When you repeat the entries, reproduce each line exactly and omit every picture.

=====

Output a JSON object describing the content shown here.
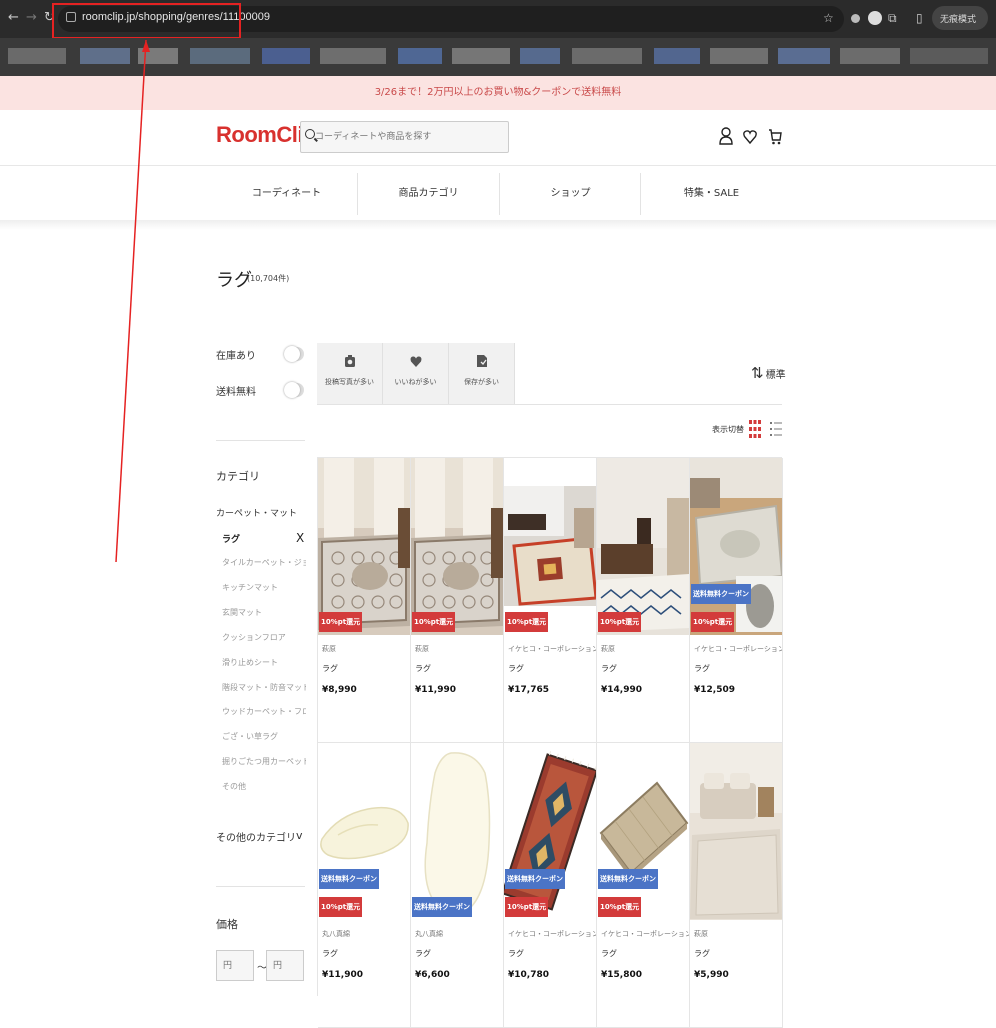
{
  "browser": {
    "url": "roomclip.jp/shopping/genres/11100009",
    "incognito_label": "无痕模式",
    "colors": {
      "annotation": "#e52222"
    }
  },
  "promo": {
    "text": "3/26まで！2万円以上のお買い物&クーポンで送料無料"
  },
  "header": {
    "logo": "RoomClip",
    "search_placeholder": "コーディネートや商品を探す",
    "icons": [
      "user-icon",
      "heart-icon",
      "cart-icon"
    ]
  },
  "global_nav": [
    "コーディネート",
    "商品カテゴリ",
    "ショップ",
    "特集・SALE"
  ],
  "page": {
    "title": "ラグ",
    "count": "(10,704件)"
  },
  "filters": {
    "in_stock": "在庫あり",
    "free_shipping": "送料無料",
    "category_heading": "カテゴリ",
    "category_parent": "カーペット・マット",
    "category_active": "ラグ",
    "category_clear": "X",
    "category_items": [
      "タイルカーペット・ジョイントマット",
      "キッチンマット",
      "玄関マット",
      "クッションフロア",
      "滑り止めシート",
      "階段マット・防音マット",
      "ウッドカーペット・フロアマット",
      "ござ・い草ラグ",
      "掘りごたつ用カーペット",
      "その他"
    ],
    "other_categories": "その他のカテゴリ",
    "other_chevron": "v",
    "price_heading": "価格",
    "price_min_placeholder": "円",
    "price_max_placeholder": "円",
    "price_separator": "〜"
  },
  "sort_tabs": [
    {
      "icon": "camera-icon",
      "label": "投稿写真が多い"
    },
    {
      "icon": "heart-icon",
      "label": "いいねが多い"
    },
    {
      "icon": "bookmark-icon",
      "label": "保存が多い"
    }
  ],
  "sort": {
    "label": "標準"
  },
  "view_switch": {
    "label": "表示切替"
  },
  "products": [
    {
      "shop": "萩原",
      "name": "ラグ",
      "price": "¥8,990",
      "badges": [
        "10%pt還元"
      ]
    },
    {
      "shop": "萩原",
      "name": "ラグ",
      "price": "¥11,990",
      "badges": [
        "10%pt還元"
      ]
    },
    {
      "shop": "イケヒコ・コーポレーション",
      "name": "ラグ",
      "price": "¥17,765",
      "badges": [
        "10%pt還元"
      ]
    },
    {
      "shop": "萩原",
      "name": "ラグ",
      "price": "¥14,990",
      "badges": [
        "10%pt還元"
      ]
    },
    {
      "shop": "イケヒコ・コーポレーション",
      "name": "ラグ",
      "price": "¥12,509",
      "badges": [
        "送料無料クーポン",
        "10%pt還元"
      ]
    },
    {
      "shop": "丸八真綿",
      "name": "ラグ",
      "price": "¥11,900",
      "badges": [
        "送料無料クーポン",
        "10%pt還元"
      ]
    },
    {
      "shop": "丸八真綿",
      "name": "ラグ",
      "price": "¥6,600",
      "badges": [
        "送料無料クーポン"
      ]
    },
    {
      "shop": "イケヒコ・コーポレーション",
      "name": "ラグ",
      "price": "¥10,780",
      "badges": [
        "送料無料クーポン",
        "10%pt還元"
      ]
    },
    {
      "shop": "イケヒコ・コーポレーション",
      "name": "ラグ",
      "price": "¥15,800",
      "badges": [
        "送料無料クーポン",
        "10%pt還元"
      ]
    },
    {
      "shop": "萩原",
      "name": "ラグ",
      "price": "¥5,990",
      "badges": []
    }
  ]
}
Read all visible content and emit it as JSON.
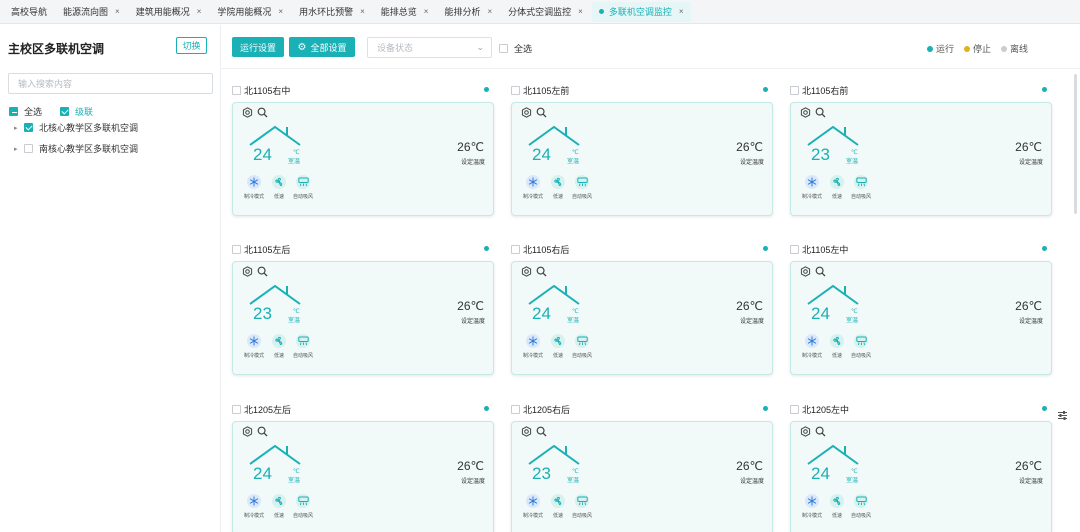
{
  "tabs": [
    {
      "label": "高校导航",
      "closable": false,
      "active": false
    },
    {
      "label": "能源流向图",
      "closable": true,
      "active": false
    },
    {
      "label": "建筑用能概况",
      "closable": true,
      "active": false
    },
    {
      "label": "学院用能概况",
      "closable": true,
      "active": false
    },
    {
      "label": "用水环比预警",
      "closable": true,
      "active": false
    },
    {
      "label": "能排总览",
      "closable": true,
      "active": false
    },
    {
      "label": "能排分析",
      "closable": true,
      "active": false
    },
    {
      "label": "分体式空调监控",
      "closable": true,
      "active": false
    },
    {
      "label": "多联机空调监控",
      "closable": true,
      "active": true
    }
  ],
  "close_glyph": "×",
  "sidebar": {
    "title": "主校区多联机空调",
    "switch_label": "切换",
    "search_placeholder": "输入搜索内容",
    "select_all_label": "全选",
    "cascade_label": "级联",
    "tree": [
      {
        "label": "北核心教学区多联机空调",
        "checked": true
      },
      {
        "label": "南核心教学区多联机空调",
        "checked": false
      }
    ]
  },
  "toolbar": {
    "run_settings": "运行设置",
    "all_settings": "全部设置",
    "status_placeholder": "设备状态",
    "select_all": "全选",
    "legend": [
      {
        "label": "运行",
        "color": "#19b0b6"
      },
      {
        "label": "停止",
        "color": "#e2b21a"
      },
      {
        "label": "离线",
        "color": "#c9ccd0"
      }
    ]
  },
  "card_labels": {
    "cur_unit": "℃",
    "cur_label": "室温",
    "set_label": "设定温度",
    "modes": [
      "制冷模式",
      "低速",
      "自动吸风"
    ]
  },
  "devices": [
    {
      "name": "北1105右中",
      "current": "24",
      "set_temp": "26℃",
      "status": "运行"
    },
    {
      "name": "北1105左前",
      "current": "24",
      "set_temp": "26℃",
      "status": "运行"
    },
    {
      "name": "北1105右前",
      "current": "23",
      "set_temp": "26℃",
      "status": "运行"
    },
    {
      "name": "北1105左后",
      "current": "23",
      "set_temp": "26℃",
      "status": "运行"
    },
    {
      "name": "北1105右后",
      "current": "24",
      "set_temp": "26℃",
      "status": "运行"
    },
    {
      "name": "北1105左中",
      "current": "24",
      "set_temp": "26℃",
      "status": "运行"
    },
    {
      "name": "北1205左后",
      "current": "24",
      "set_temp": "26℃",
      "status": "运行"
    },
    {
      "name": "北1205右后",
      "current": "23",
      "set_temp": "26℃",
      "status": "运行"
    },
    {
      "name": "北1205左中",
      "current": "24",
      "set_temp": "26℃",
      "status": "运行"
    }
  ]
}
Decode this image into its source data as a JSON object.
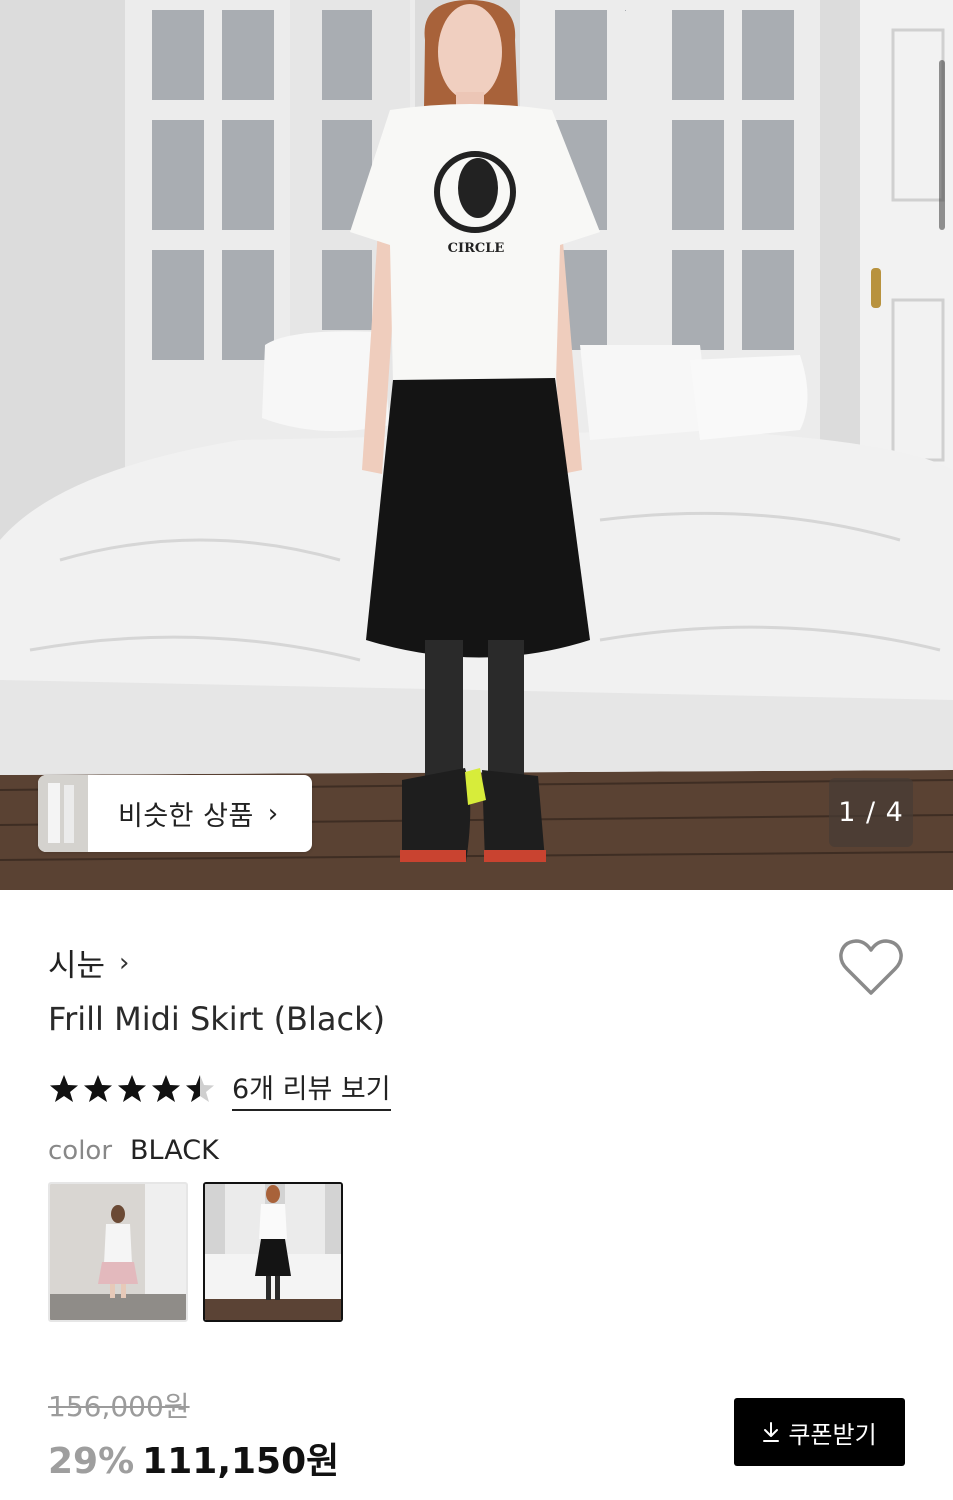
{
  "gallery": {
    "similar_label": "비슷한 상품",
    "similar_chevron": "›",
    "counter": "1 / 4"
  },
  "product": {
    "brand": "시눈",
    "brand_chevron": "›",
    "title": "Frill Midi Skirt (Black)",
    "rating": 4.5,
    "review_link": "6개 리뷰 보기",
    "color_label": "color",
    "color_value": "BLACK",
    "tshirt_print": "CIRCLE",
    "original_price": "156,000원",
    "discount": "29%",
    "sale_price": "111,150원",
    "coupon_button": "쿠폰받기"
  },
  "icons": {
    "wish": "heart-outline-icon",
    "chevron": "chevron-right-icon",
    "star": "star-icon",
    "download": "download-icon"
  },
  "colors": {
    "button_bg": "#000000",
    "discount": "#9e9e9e",
    "star": "#111111"
  }
}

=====

Result for this exercise |
Output a JSON object describing the content shown here.
{
  "browser": {
    "url": "roomclip.jp/shopping/genres/11100009",
    "incognito_label": "无痕模式",
    "colors": {
      "annotation": "#e52222"
    }
  },
  "promo": {
    "text": "3/26まで！2万円以上のお買い物&クーポンで送料無料"
  },
  "header": {
    "logo": "RoomClip",
    "search_placeholder": "コーディネートや商品を探す",
    "icons": [
      "user-icon",
      "heart-icon",
      "cart-icon"
    ]
  },
  "global_nav": [
    "コーディネート",
    "商品カテゴリ",
    "ショップ",
    "特集・SALE"
  ],
  "page": {
    "title": "ラグ",
    "count": "(10,704件)"
  },
  "filters": {
    "in_stock": "在庫あり",
    "free_shipping": "送料無料",
    "category_heading": "カテゴリ",
    "category_parent": "カーペット・マット",
    "category_active": "ラグ",
    "category_clear": "X",
    "category_items": [
      "タイルカーペット・ジョイントマット",
      "キッチンマット",
      "玄関マット",
      "クッションフロア",
      "滑り止めシート",
      "階段マット・防音マット",
      "ウッドカーペット・フロアマット",
      "ござ・い草ラグ",
      "掘りごたつ用カーペット",
      "その他"
    ],
    "other_categories": "その他のカテゴリ",
    "other_chevron": "v",
    "price_heading": "価格",
    "price_min_placeholder": "円",
    "price_max_placeholder": "円",
    "price_separator": "〜"
  },
  "sort_tabs": [
    {
      "icon": "camera-icon",
      "label": "投稿写真が多い"
    },
    {
      "icon": "heart-icon",
      "label": "いいねが多い"
    },
    {
      "icon": "bookmark-icon",
      "label": "保存が多い"
    }
  ],
  "sort": {
    "label": "標準"
  },
  "view_switch": {
    "label": "表示切替"
  },
  "products": [
    {
      "shop": "萩原",
      "name": "ラグ",
      "price": "¥8,990",
      "badges": [
        "10%pt還元"
      ]
    },
    {
      "shop": "萩原",
      "name": "ラグ",
      "price": "¥11,990",
      "badges": [
        "10%pt還元"
      ]
    },
    {
      "shop": "イケヒコ・コーポレーション",
      "name": "ラグ",
      "price": "¥17,765",
      "badges": [
        "10%pt還元"
      ]
    },
    {
      "shop": "萩原",
      "name": "ラグ",
      "price": "¥14,990",
      "badges": [
        "10%pt還元"
      ]
    },
    {
      "shop": "イケヒコ・コーポレーション",
      "name": "ラグ",
      "price": "¥12,509",
      "badges": [
        "送料無料クーポン",
        "10%pt還元"
      ]
    },
    {
      "shop": "丸八真綿",
      "name": "ラグ",
      "price": "¥11,900",
      "badges": [
        "送料無料クーポン",
        "10%pt還元"
      ]
    },
    {
      "shop": "丸八真綿",
      "name": "ラグ",
      "price": "¥6,600",
      "badges": [
        "送料無料クーポン"
      ]
    },
    {
      "shop": "イケヒコ・コーポレーション",
      "name": "ラグ",
      "price": "¥10,780",
      "badges": [
        "送料無料クーポン",
        "10%pt還元"
      ]
    },
    {
      "shop": "イケヒコ・コーポレーション",
      "name": "ラグ",
      "price": "¥15,800",
      "badges": [
        "送料無料クーポン",
        "10%pt還元"
      ]
    },
    {
      "shop": "萩原",
      "name": "ラグ",
      "price": "¥5,990",
      "badges": []
    }
  ]
}
Read all visible content and emit it as JSON.
{
  "tabs": [
    {
      "label": "高校导航",
      "closable": false,
      "active": false
    },
    {
      "label": "能源流向图",
      "closable": true,
      "active": false
    },
    {
      "label": "建筑用能概况",
      "closable": true,
      "active": false
    },
    {
      "label": "学院用能概况",
      "closable": true,
      "active": false
    },
    {
      "label": "用水环比预警",
      "closable": true,
      "active": false
    },
    {
      "label": "能排总览",
      "closable": true,
      "active": false
    },
    {
      "label": "能排分析",
      "closable": true,
      "active": false
    },
    {
      "label": "分体式空调监控",
      "closable": true,
      "active": false
    },
    {
      "label": "多联机空调监控",
      "closable": true,
      "active": true
    }
  ],
  "close_glyph": "×",
  "sidebar": {
    "title": "主校区多联机空调",
    "switch_label": "切换",
    "search_placeholder": "输入搜索内容",
    "select_all_label": "全选",
    "cascade_label": "级联",
    "tree": [
      {
        "label": "北核心教学区多联机空调",
        "checked": true
      },
      {
        "label": "南核心教学区多联机空调",
        "checked": false
      }
    ]
  },
  "toolbar": {
    "run_settings": "运行设置",
    "all_settings": "全部设置",
    "status_placeholder": "设备状态",
    "select_all": "全选",
    "legend": [
      {
        "label": "运行",
        "color": "#19b0b6"
      },
      {
        "label": "停止",
        "color": "#e2b21a"
      },
      {
        "label": "离线",
        "color": "#c9ccd0"
      }
    ]
  },
  "card_labels": {
    "cur_unit": "℃",
    "cur_label": "室温",
    "set_label": "设定温度",
    "modes": [
      "制冷模式",
      "低速",
      "自动吸风"
    ]
  },
  "devices": [
    {
      "name": "北1105右中",
      "current": "24",
      "set_temp": "26℃",
      "status": "运行"
    },
    {
      "name": "北1105左前",
      "current": "24",
      "set_temp": "26℃",
      "status": "运行"
    },
    {
      "name": "北1105右前",
      "current": "23",
      "set_temp": "26℃",
      "status": "运行"
    },
    {
      "name": "北1105左后",
      "current": "23",
      "set_temp": "26℃",
      "status": "运行"
    },
    {
      "name": "北1105右后",
      "current": "24",
      "set_temp": "26℃",
      "status": "运行"
    },
    {
      "name": "北1105左中",
      "current": "24",
      "set_temp": "26℃",
      "status": "运行"
    },
    {
      "name": "北1205左后",
      "current": "24",
      "set_temp": "26℃",
      "status": "运行"
    },
    {
      "name": "北1205右后",
      "current": "23",
      "set_temp": "26℃",
      "status": "运行"
    },
    {
      "name": "北1205左中",
      "current": "24",
      "set_temp": "26℃",
      "status": "运行"
    }
  ]
}
Decode this image into its source data as a JSON object.
{
  "gallery": {
    "similar_label": "비슷한 상품",
    "similar_chevron": "›",
    "counter": "1 / 4"
  },
  "product": {
    "brand": "시눈",
    "brand_chevron": "›",
    "title": "Frill Midi Skirt (Black)",
    "rating": 4.5,
    "review_link": "6개 리뷰 보기",
    "color_label": "color",
    "color_value": "BLACK",
    "tshirt_print": "CIRCLE",
    "original_price": "156,000원",
    "discount": "29%",
    "sale_price": "111,150원",
    "coupon_button": "쿠폰받기"
  },
  "icons": {
    "wish": "heart-outline-icon",
    "chevron": "chevron-right-icon",
    "star": "star-icon",
    "download": "download-icon"
  },
  "colors": {
    "button_bg": "#000000",
    "discount": "#9e9e9e",
    "star": "#111111"
  }
}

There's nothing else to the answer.